Mapping the Universe and unraveling the mysteries of dark energy
Edinburgh is part of an international collaboration using the Dark Energy Spectroscopic Instrument (DESI) to create a 3D map of the universe and learn about the nature of dark energy.
A five-year quest to map the Universe and unravel the mysteries of dark energy has officially begun. By gathering light from some 30 million galaxies, DESI will create a 3D map of the universe with unprecedented detail. Seeing how structure in the Universe has evolved with time will help understand the repulsive force associated with dark energy that drives the acceleration of the expansion of the universe across vast cosmic distances.
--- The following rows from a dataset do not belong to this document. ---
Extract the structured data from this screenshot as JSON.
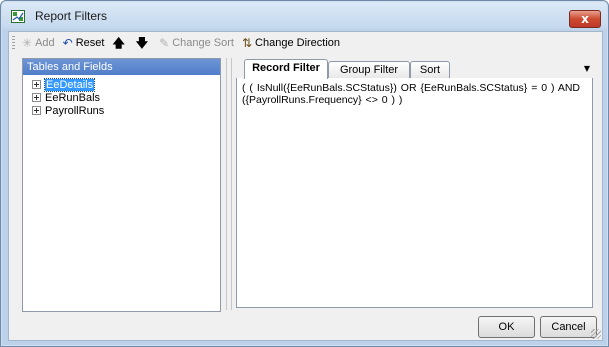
{
  "window": {
    "title": "Report Filters",
    "close_glyph": "x"
  },
  "toolbar": {
    "add_label": "Add",
    "reset_label": "Reset",
    "change_sort_label": "Change Sort",
    "change_direction_label": "Change Direction",
    "icons": {
      "add": "asterisk-icon",
      "reset": "undo-icon",
      "move_up": "arrow-up-icon",
      "move_down": "arrow-down-icon",
      "change_sort": "pencil-icon",
      "change_direction": "sort-direction-icon"
    }
  },
  "tables_panel": {
    "header": "Tables and Fields",
    "items": [
      {
        "label": "EeDetails",
        "selected": true
      },
      {
        "label": "EeRunBals",
        "selected": false
      },
      {
        "label": "PayrollRuns",
        "selected": false
      }
    ]
  },
  "tabs": [
    {
      "label": "Record Filter",
      "active": true
    },
    {
      "label": "Group Filter",
      "active": false
    },
    {
      "label": "Sort",
      "active": false
    }
  ],
  "record_filter": {
    "text": "(  (  IsNull({EeRunBals.SCStatus})  OR  {EeRunBals.SCStatus} = 0  )  AND  ({PayrollRuns.Frequency} <> 0  )  )"
  },
  "buttons": {
    "ok": "OK",
    "cancel": "Cancel"
  },
  "colors": {
    "panel_header": "#4f7ec9",
    "selection": "#3399ff",
    "close_button": "#c0392b"
  }
}
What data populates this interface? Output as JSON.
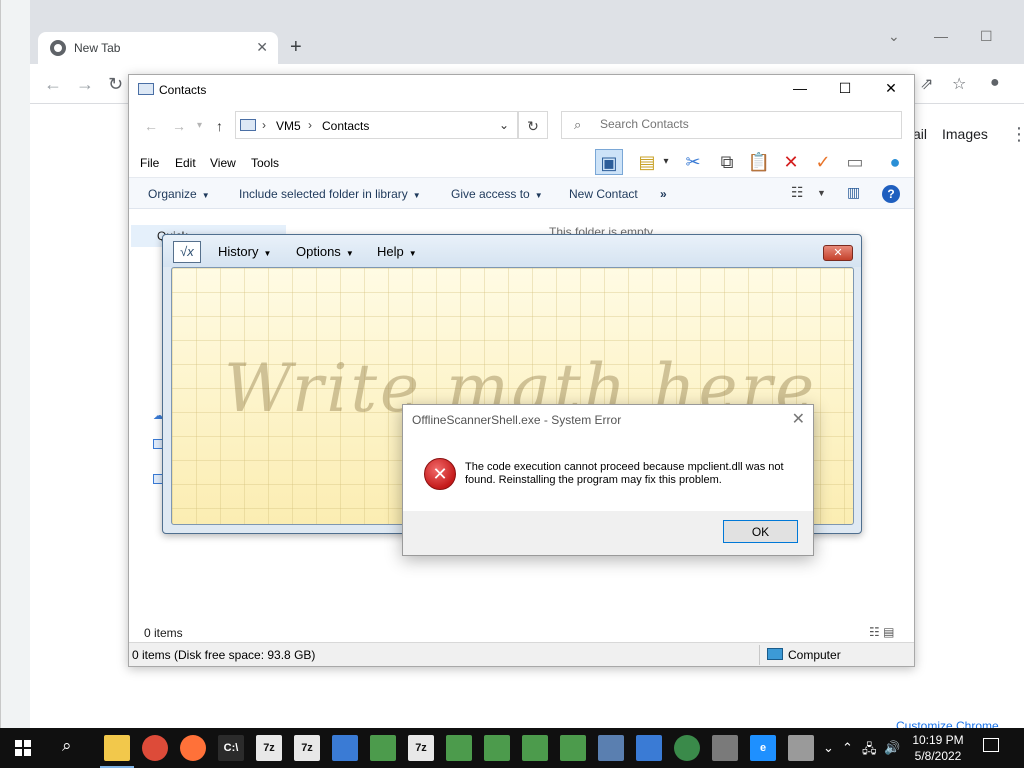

DESI is an international science collaboration located at Kitt Peak National Observatory near Tucson, Arizona, and managed by the Lawrence Berkeley National Laboratory (Berkeley Lab) with primary funding from the U.S. Department of Energy (DOE) Office of Science.
The formal start of DESI’s five-year survey follows a four-month trial run of its custom instrumentation that captured spectra from four million galaxies - more than the combined output of all previous spectroscopic surveys.
How does DESI work?
The DESI instrument includes 5,000 robotically controlled optical fibres to gather spectroscopic data from an equal number of objects in the telescope’s three-degree field of view. On any given night, the optical fibres align to collect light from galaxies as this is focused by the telescope mirror. From there, the light is fed into a bank of spectrographs and cameras for further processing and study.
Spectra collected by DESI are the components of light corresponding to the colors of the rainbow. Their characteristics, including wavelength, reveal information such as the chemical composition of objects being observed as well as information about their relative distance and velocity. As the Universe expands, galaxies move away from each other, and their light is shifted to longer, redder wavelengths. The more distant the galaxy, the greater its ‘redshift’. By measuring galaxy redshifts, DESI researchers will create a 3D map of the Universe.
Dark energy – and more
The map detailing the distribution of galaxies is expected to yield new insights on the influence and nature of dark energy, which makes up around 70% of the energy in the universe today. Researchers also hope to learn about the degree to which gravity follows the laws of general relativity that form the basis of our understanding of the cosmos.
The universe is expanding at a rate determined by its total energy contents. The DESI instrument will be able to take snapshots of any set time - today, yesterday, 1 billion-years-ago, 2 billion-years-ago - to enable scientists to figure out the energy content in these snapshots and see how it is evolving.
But at the same time, the instrument is so powerful that other cosmological experiments can be carried out in parallel, allocating some fibres to take spectra from faint stars in nearby dwarf galaxies, measuring their orbital velocities and hence learning about the distribution of dark matter in these galaxies.
An international team, including colleagues from the School’s Institute for Astronomy have collaborated on this project for more than a decade. Edinburgh’s expertise stems from the Institute’s work on the influential Two-degree Field Galaxy Redshift Survey (2dFGRS) for which the School of Physics & Astronomy's Professor John Peacock was jointly awarded the Shaw Prize for Astronomy in 2014. More recently, a significant expansion of the Institute for Astronomy has brought two new faculty members with a strong interest in DESI: Florian Beutler, who is an expert in statistics of galaxy clustering, and Sergey Koposov, who is an expert in using local dwarf galaxies to understand galaxy formation.